Palm oil dispute pits Malaysia’s co-ops against the European Union

What happens when a co-operative’s business interests are in conflict with the Sustainable Development Goals?

The co-operative movement is committed to the UN’s Sustainable Development Goals – but what happens when a co-operative’s business interests are in conflict with the SDGs?

One of the most contentious environmental issues at the moment is the production of palm oil. Palm oil is a versatile ingredient whose uses include fuels, food, cosmetics and pharmaceuticals. It’s also a key part of economies such as Indonesia and Malaysia.

But there is huge concern over the impact of its cultivation, particularly on forest biodiversity following land clearance, and conservationists warn it could threaten the survival of iconic species such as the orang utan and Sumatran tiger. It’s an issue which has sparked a dispute between the Malaysian co-op movement and the European Parliament (EP), after the latter adopted a non-binding resolution last April to ban the use of palm oil in transport fuels by 2020, to allow only certified sustainable palm oil to be imported, and to demand tighter standards of sustainability certification schemes.

An EP statement says: “The production of palm oil leads to deforestation as jungle is removed to be replaced by palm plantations. Precious tropical ecosystems, which cover 7% of the Earth’s surface, are under increasing pressure from deforestation, resulting in, for example forest fires, the drying up of rivers, soil erosion, loss of groundwater, pollution of waterways and destruction of rare natural habitats.”

Conservationists warn that continued large-scale palm oil cultivation could threaten the survival of iconic species such as the orang utan

The apex body for Malaysia’s co-ops, ANGKASA, says it wants to be the voice of opposition to the EU’s plan – and says it has the backing of the International Co-operative Alliance, the apex body for co-operatives worldwide.

ANGKASA president, Datuk Abdul Fattah Abdullah, said: “We have been given the honour of writing the formal protest letter to the EU.

“It will be submitted to the ICA by the end of this month and is expected to be presented to the EU in the near future. The protest by Malaysia will not only benefit the country, but also other countries represented in the ICA.

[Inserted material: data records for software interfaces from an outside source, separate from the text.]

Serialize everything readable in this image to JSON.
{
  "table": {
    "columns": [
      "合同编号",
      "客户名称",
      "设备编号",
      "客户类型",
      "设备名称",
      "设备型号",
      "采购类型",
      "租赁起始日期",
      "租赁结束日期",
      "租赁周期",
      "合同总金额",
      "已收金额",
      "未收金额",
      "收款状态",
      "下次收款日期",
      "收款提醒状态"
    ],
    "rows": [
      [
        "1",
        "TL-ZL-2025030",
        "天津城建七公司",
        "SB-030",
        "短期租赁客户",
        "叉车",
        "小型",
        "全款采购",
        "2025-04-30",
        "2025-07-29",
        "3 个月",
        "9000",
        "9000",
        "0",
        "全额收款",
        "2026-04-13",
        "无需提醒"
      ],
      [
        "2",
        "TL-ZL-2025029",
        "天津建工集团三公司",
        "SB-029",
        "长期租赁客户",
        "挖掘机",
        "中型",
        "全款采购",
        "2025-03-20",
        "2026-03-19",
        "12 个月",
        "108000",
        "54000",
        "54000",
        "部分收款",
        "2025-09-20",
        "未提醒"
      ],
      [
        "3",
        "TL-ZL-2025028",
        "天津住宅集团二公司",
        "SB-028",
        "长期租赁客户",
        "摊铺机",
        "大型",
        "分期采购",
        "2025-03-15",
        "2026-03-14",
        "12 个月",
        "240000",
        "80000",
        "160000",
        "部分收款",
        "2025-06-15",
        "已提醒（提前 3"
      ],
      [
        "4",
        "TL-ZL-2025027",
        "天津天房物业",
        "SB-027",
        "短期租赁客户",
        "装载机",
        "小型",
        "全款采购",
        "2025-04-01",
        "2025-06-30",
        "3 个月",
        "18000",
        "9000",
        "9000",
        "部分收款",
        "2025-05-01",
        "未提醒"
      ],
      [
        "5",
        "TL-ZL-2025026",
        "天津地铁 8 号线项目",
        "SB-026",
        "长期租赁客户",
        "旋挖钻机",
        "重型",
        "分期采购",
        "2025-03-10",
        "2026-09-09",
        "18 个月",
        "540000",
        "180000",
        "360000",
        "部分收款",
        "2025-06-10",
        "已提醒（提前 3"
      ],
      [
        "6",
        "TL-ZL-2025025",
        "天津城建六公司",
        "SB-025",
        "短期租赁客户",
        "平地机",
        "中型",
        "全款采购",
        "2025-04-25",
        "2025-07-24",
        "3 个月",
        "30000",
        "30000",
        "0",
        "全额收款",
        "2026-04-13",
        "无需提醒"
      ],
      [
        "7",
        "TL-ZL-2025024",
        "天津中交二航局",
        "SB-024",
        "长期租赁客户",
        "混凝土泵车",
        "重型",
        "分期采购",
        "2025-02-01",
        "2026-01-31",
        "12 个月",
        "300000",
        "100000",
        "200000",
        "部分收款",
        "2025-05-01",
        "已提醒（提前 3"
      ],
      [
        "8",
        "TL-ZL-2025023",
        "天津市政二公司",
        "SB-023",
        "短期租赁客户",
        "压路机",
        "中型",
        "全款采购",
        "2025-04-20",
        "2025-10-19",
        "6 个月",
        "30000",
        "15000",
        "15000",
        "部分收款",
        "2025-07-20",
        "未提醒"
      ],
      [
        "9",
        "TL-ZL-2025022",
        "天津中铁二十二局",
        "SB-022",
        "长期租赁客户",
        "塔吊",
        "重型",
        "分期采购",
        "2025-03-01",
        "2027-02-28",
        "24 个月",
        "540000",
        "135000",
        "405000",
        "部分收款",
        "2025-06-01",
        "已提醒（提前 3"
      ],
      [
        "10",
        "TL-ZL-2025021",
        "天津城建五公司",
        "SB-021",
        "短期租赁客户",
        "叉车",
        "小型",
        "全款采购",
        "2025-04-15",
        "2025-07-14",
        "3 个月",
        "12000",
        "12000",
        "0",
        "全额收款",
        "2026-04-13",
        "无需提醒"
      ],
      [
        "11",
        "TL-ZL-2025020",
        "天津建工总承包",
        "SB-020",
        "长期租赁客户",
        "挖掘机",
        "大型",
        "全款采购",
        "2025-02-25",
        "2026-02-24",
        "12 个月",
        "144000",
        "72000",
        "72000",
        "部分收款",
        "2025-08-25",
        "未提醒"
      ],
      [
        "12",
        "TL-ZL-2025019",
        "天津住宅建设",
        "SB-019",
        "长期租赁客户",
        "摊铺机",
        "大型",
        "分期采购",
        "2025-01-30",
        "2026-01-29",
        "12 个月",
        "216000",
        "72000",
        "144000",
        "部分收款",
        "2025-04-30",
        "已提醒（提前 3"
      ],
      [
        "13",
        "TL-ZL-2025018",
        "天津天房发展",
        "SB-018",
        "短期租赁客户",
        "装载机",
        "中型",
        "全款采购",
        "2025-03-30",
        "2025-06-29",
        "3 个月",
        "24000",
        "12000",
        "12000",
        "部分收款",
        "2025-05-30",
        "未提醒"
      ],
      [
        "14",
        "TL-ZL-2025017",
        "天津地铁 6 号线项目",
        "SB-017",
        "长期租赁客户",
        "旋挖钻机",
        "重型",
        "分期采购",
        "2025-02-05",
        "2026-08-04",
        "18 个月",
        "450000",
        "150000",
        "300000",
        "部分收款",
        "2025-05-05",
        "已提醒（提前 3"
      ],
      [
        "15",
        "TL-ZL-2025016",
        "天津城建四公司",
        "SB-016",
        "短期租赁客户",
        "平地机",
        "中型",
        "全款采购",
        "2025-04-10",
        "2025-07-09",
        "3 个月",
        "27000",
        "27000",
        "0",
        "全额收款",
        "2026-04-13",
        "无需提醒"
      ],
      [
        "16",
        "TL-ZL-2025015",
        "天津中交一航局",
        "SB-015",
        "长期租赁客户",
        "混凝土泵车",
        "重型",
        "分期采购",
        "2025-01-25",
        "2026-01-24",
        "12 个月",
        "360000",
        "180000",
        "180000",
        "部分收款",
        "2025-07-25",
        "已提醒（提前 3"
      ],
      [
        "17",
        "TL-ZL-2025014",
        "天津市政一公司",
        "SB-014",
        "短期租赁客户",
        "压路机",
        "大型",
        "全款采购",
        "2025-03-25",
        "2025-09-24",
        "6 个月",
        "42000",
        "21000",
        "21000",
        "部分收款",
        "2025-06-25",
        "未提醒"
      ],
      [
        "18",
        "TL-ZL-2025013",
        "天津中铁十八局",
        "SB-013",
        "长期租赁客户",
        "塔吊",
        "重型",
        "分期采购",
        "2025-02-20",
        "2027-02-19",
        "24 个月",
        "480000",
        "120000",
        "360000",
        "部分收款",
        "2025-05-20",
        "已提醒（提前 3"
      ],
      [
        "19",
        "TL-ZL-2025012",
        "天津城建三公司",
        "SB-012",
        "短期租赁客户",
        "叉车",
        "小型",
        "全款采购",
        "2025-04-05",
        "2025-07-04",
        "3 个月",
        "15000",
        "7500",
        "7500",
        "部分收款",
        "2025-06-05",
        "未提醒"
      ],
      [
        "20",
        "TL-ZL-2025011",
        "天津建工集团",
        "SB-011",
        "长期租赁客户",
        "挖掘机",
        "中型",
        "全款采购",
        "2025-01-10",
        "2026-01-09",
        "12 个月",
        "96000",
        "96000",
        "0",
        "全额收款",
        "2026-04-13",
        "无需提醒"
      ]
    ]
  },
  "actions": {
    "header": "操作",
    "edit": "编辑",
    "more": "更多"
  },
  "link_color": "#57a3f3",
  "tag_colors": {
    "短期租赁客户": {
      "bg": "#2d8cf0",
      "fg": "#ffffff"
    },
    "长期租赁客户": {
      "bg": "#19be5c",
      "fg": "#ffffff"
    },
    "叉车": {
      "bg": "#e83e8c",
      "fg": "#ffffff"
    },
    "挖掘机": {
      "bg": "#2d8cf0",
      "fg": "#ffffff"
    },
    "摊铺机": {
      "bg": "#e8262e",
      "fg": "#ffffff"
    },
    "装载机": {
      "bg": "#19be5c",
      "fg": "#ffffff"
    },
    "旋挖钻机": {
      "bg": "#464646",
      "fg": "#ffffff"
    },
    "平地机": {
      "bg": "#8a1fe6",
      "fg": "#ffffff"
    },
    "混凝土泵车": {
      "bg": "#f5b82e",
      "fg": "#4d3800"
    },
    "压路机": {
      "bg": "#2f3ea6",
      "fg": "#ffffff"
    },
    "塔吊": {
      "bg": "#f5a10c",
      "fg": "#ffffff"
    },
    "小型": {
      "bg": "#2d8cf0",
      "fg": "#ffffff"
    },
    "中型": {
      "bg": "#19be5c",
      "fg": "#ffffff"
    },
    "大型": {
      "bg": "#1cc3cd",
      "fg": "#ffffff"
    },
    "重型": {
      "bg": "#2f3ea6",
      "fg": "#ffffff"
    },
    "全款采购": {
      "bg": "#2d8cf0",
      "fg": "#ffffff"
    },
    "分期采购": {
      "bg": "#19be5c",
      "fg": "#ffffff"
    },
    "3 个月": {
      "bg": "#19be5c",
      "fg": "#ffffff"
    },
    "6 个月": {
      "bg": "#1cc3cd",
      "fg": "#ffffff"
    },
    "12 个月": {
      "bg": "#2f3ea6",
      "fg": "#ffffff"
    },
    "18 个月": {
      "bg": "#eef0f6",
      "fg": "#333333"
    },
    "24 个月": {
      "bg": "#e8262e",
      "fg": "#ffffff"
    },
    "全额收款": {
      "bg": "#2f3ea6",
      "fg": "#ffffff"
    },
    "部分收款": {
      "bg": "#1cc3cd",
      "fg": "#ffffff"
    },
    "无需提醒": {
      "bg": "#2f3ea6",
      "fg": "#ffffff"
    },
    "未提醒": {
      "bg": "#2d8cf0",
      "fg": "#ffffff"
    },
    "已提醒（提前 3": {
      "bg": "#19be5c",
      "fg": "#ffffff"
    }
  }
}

“We hope that through this protest, the EU will at least see a large movement among co-operatives worldwide to consider.”

Malaysia accounts for about 35% of the world’s palm-oil based products, alongside other major producers like Indonesia, Thailand and Africa, and ANGKASA argues that the EU proposal would harm about 700,000 smallholders.

A spokesperson from the Alliance said ANGKASA is now drafting a response which addresses the sustainable development concerns, and how it plans to mitigate them. Meanwhile other supporters of the industry have said the European Parliament would do better to encourage sustainable production rather than a ban.

Responding to the resolution, Jelmen Haaze, co-chair of the European sustainable palm oil advocacy group, said: “It is an illusion to think we can take one commodity out of the economy and solve all our problems.”

In terms of retail supply chains, some co-ops – such as the UK’s Co-op Group – have opted for the sustainable production route. In 2011 the Group announced that 100% of its palm oil would come from sustainable sources, and it has a member on the board of the Roundtable of Sustainable Palm Oil, which demands certified standards of growers.

Others have taken a firmer line, with Coop Italia announcing in 2016 that it would remove over 200 products containing palm oil from its shelves.

Gro Harlem Brundtland, the former PM of Norway who chaired the Brundtland Commission on sustainable development

Asked about the issue at the International Co-operative Alliance’s Global Conference, held in Malaysia last November, keynote speaker Gro Harlem Brundtland said Malaysia would have to find more sustainable models.

The former PM of Norway, who went on to chair the Brundtland Commission on sustainable development, told a press conference: “Many countries like Malaysia need to make a plan for transition into other ways of employment, other ways of making progress in their countries. Many countries have challenges and they need to change. The current trends are not sustainable and we cannot just continue.”

She gave the example of Norway, which in the early 1990s placed a tax on carbon emissions from its offshore fossil fuels production, which led to a fall in emissions.

“Change is necessary,” she said, “Price signals and tax is necessary to take that development in right direction – every country has responsibility to make change.”

It’s a forthright statement which might leave co-ops in the rest of the world wondering if their own industries are sustainable.

  • Read more from our recent series on co-operatives and the Sustainable Development Goals here.